President Joe Biden announced on Sept. 9 that the Department of Labor would issue an emergency rule mandating employers with 100+ employees to ensure their workforces are fully vaccinated or show a negative test at least once a week.
The Arizona Attorney General, Mark Brnovich, announced on Sept. 14 he would sue Biden and his administration over the order. He claimed that because “migrants who cross the southern border illegally are not subject to any vaccination requirements even when released directly into the United States” the order reflects “favoritism” for undocumented migrants.
Several viewers have since sent VERIFY questions asking if the White House is mandating vaccinations for migrants in immigration detention facilities.
Does the federal government require vaccines for migrants in immigrant detention facilities?
- U.S. Immigration and Customs Enforcement (ICE)
- Congressional Research Service (CRS)
- Occupational Safety and Health Administration (OSHA)
- Professor Shefali Milczarek-Desai, director of the University of Arizona’s Workers' Rights Clinic
- U.S. Citizenship and Immigration Services (USCIS)
No, the federal government does not require migrants to get vaccinated in immigration detention facilities. ICE says it “cannot force individuals in detention to be vaccinated” but does encourage vaccinations.
WHAT WE FOUND
American federal, state and local governments do not physically force any individual to get any vaccine; they just mandate vaccines at some workplaces and schools.
The World Health Organization says vaccine mandates aren’t truly “compulsory,” meaning they don’t physically force individuals to get vaccinated against their will. A government might require vaccination as a condition for work or school, but it isn’t holding anyone down to vaccinate them. Individuals still have options and even exemptions for declining vaccination. American vaccine mandates don’t apply to individuals, including migrants, outside of the schools or workplaces the mandates specifically apply to.
ICE says it offers COVID-19 vaccines to all individuals detained in its detention centers and encourages them to take the vaccine. This is similar to other federal detention policies, such as the Federal Bureau of Prisons’ policy to offer vaccinations to inmates who “wish to receive it.”
According to ICE’s policy, it “cannot force individuals in detention to be vaccinated.”
A CRS report states that, except for in certain limited circumstances, “no existing federal law expressly imposes vaccination requirements on the general population.” The CRS said the federal government has generally limited its role in vaccination distribution to “promoting, facilitating, or monitoring the use and manufacture of vaccines.”
One of the few places the federal government does have authority to require vaccinations is within the legal immigration system. Certain vaccines, like for polio and measles, are required for anyone to change their immigration status to a permanent legal resident of the U.S., and the USCIS added COVID-19 vaccine to that list, beginning in October. That means any migrant looking to obtain permanent residency in the U.S. will need a COVID-19 vaccination.
The federal government also has the authority to regulate workplace safety, which the Biden Administration plans to use for its vaccine mandate.

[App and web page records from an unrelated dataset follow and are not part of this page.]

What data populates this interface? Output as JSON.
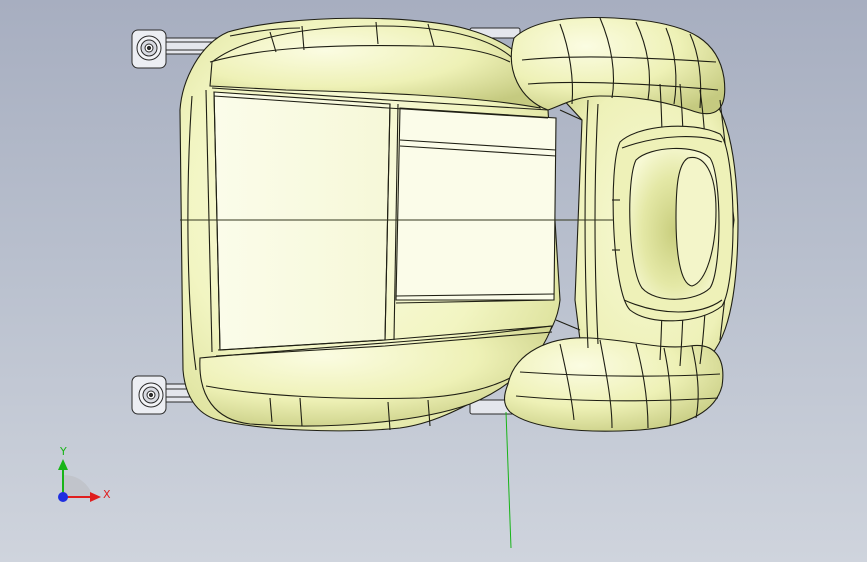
{
  "viewport": {
    "background_top": "#a7aec0",
    "background_bottom": "#cfd4dd",
    "model_fill": "#f1f4bf",
    "model_fill_light": "#fafbe3",
    "model_shadow": "#cdd289",
    "edge_color": "#1f1f14",
    "hardware_fill": "#e6e8ee"
  },
  "triad": {
    "x_label": "X",
    "y_label": "Y",
    "x_color": "#e01e1e",
    "y_color": "#18b418",
    "z_color": "#1e2ee0"
  }
}
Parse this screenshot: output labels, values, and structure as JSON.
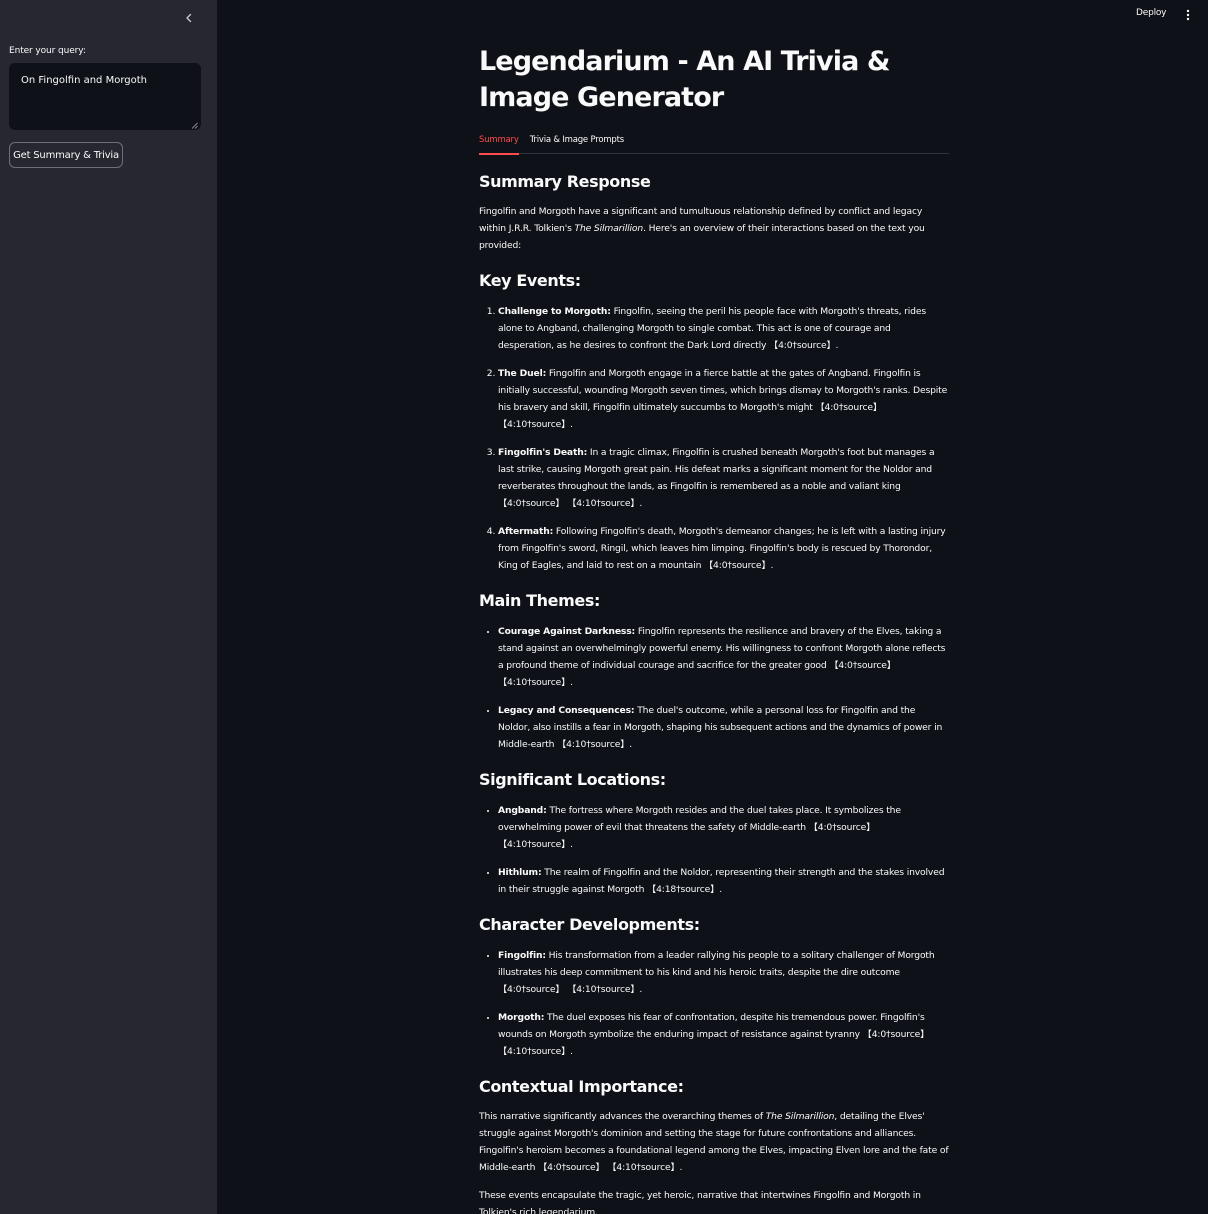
{
  "sidebar": {
    "collapse_icon": "chevron-left-icon",
    "query_label": "Enter your query:",
    "query_value": "On Fingolfin and Morgoth",
    "submit_label": "Get Summary & Trivia"
  },
  "header": {
    "deploy_label": "Deploy",
    "menu_icon": "vertical-dots-icon"
  },
  "main": {
    "title": "Legendarium - An AI Trivia & Image Generator",
    "tabs": [
      {
        "label": "Summary",
        "active": true
      },
      {
        "label": "Trivia & Image Prompts",
        "active": false
      }
    ],
    "summary_heading": "Summary Response",
    "intro": {
      "before": "Fingolfin and Morgoth have a significant and tumultuous relationship defined by conflict and legacy within J.R.R. Tolkien's ",
      "italic": "The Silmarillion",
      "after": ". Here's an overview of their interactions based on the text you provided:"
    },
    "key_events_heading": "Key Events:",
    "key_events": [
      {
        "term": "Challenge to Morgoth:",
        "text": " Fingolfin, seeing the peril his people face with Morgoth's threats, rides alone to Angband, challenging Morgoth to single combat. This act is one of courage and desperation, as he desires to confront the Dark Lord directly 【4:0†source】."
      },
      {
        "term": "The Duel:",
        "text": " Fingolfin and Morgoth engage in a fierce battle at the gates of Angband. Fingolfin is initially successful, wounding Morgoth seven times, which brings dismay to Morgoth's ranks. Despite his bravery and skill, Fingolfin ultimately succumbs to Morgoth's might 【4:0†source】 【4:10†source】."
      },
      {
        "term": "Fingolfin's Death:",
        "text": " In a tragic climax, Fingolfin is crushed beneath Morgoth's foot but manages a last strike, causing Morgoth great pain. His defeat marks a significant moment for the Noldor and reverberates throughout the lands, as Fingolfin is remembered as a noble and valiant king 【4:0†source】 【4:10†source】."
      },
      {
        "term": "Aftermath:",
        "text": " Following Fingolfin's death, Morgoth's demeanor changes; he is left with a lasting injury from Fingolfin's sword, Ringil, which leaves him limping. Fingolfin's body is rescued by Thorondor, King of Eagles, and laid to rest on a mountain 【4:0†source】."
      }
    ],
    "themes_heading": "Main Themes:",
    "themes": [
      {
        "term": "Courage Against Darkness:",
        "text": " Fingolfin represents the resilience and bravery of the Elves, taking a stand against an overwhelmingly powerful enemy. His willingness to confront Morgoth alone reflects a profound theme of individual courage and sacrifice for the greater good 【4:0†source】 【4:10†source】."
      },
      {
        "term": "Legacy and Consequences:",
        "text": " The duel's outcome, while a personal loss for Fingolfin and the Noldor, also instills a fear in Morgoth, shaping his subsequent actions and the dynamics of power in Middle-earth 【4:10†source】."
      }
    ],
    "locations_heading": "Significant Locations:",
    "locations": [
      {
        "term": "Angband:",
        "text": " The fortress where Morgoth resides and the duel takes place. It symbolizes the overwhelming power of evil that threatens the safety of Middle-earth 【4:0†source】 【4:10†source】."
      },
      {
        "term": "Hithlum:",
        "text": " The realm of Fingolfin and the Noldor, representing their strength and the stakes involved in their struggle against Morgoth 【4:18†source】."
      }
    ],
    "characters_heading": "Character Developments:",
    "characters": [
      {
        "term": "Fingolfin:",
        "text": " His transformation from a leader rallying his people to a solitary challenger of Morgoth illustrates his deep commitment to his kind and his heroic traits, despite the dire outcome 【4:0†source】 【4:10†source】."
      },
      {
        "term": "Morgoth:",
        "text": " The duel exposes his fear of confrontation, despite his tremendous power. Fingolfin's wounds on Morgoth symbolize the enduring impact of resistance against tyranny 【4:0†source】 【4:10†source】."
      }
    ],
    "context_heading": "Contextual Importance:",
    "context": {
      "before": "This narrative significantly advances the overarching themes of ",
      "italic": "The Silmarillion",
      "after": ", detailing the Elves' struggle against Morgoth's dominion and setting the stage for future confrontations and alliances. Fingolfin's heroism becomes a foundational legend among the Elves, impacting Elven lore and the fate of Middle-earth 【4:0†source】 【4:10†source】."
    },
    "closing": "These events encapsulate the tragic, yet heroic, narrative that intertwines Fingolfin and Morgoth in Tolkien's rich legendarium."
  }
}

“The vaccine requirement that we saw President Biden talk about last week has nothing to do with immigration whatsoever,” said Professor Shefali Milczarek-Desai, director of the University of Arizona’s Workers' Rights Clinic. “So I want to make that clear. That's like talking about apples and oranges. The federal government has very different areas of authority that it uses to regulate immigration versus regulating workplace safety.”
A 1970 law passed by Congress gives the Department of Labor authority to regulate workplace safety through OSHA. So if OSHA declares unvaccinated workers are a threat to workplace safety, it could punish employers who don’t ensure their employees are vaccinated. And OSHA rules cover all employees.
“When the regulation comes out, it's not going to discriminate against U.S. citizens, it's not going to more favorably treat immigrants than native-born workers,” Milczarek-Desai said. “It's going to apply, from what I understand, to all workers. So there is no equal protection issue. There is no discrimination issue.”
OSHA would still have to create exemptions to comply with the Equal Employment Opportunity Commission's anti-discrimination rules, but that wouldn’t take into account an employee’s citizenship. Those anti-discrimination rules protect employees with religious exemptions or medical disabilities.
When Biden announced the incoming vaccine mandate, he said it would require large employers to ensure their workers are fully vaccinated or take part in weekly COVID-19 testing.
That gives workers at large companies with 100 or more employees the option to keep their jobs and refuse the vaccination as long as they agree to COVID testing.
The United States government does not force individuals — migrant or native-born — to get vaccinated. It does require vaccination, including for COVID-19, as a condition for other things, such as public school attendance, employment at certain workplaces and for approval as a permanent legal resident of the U.S.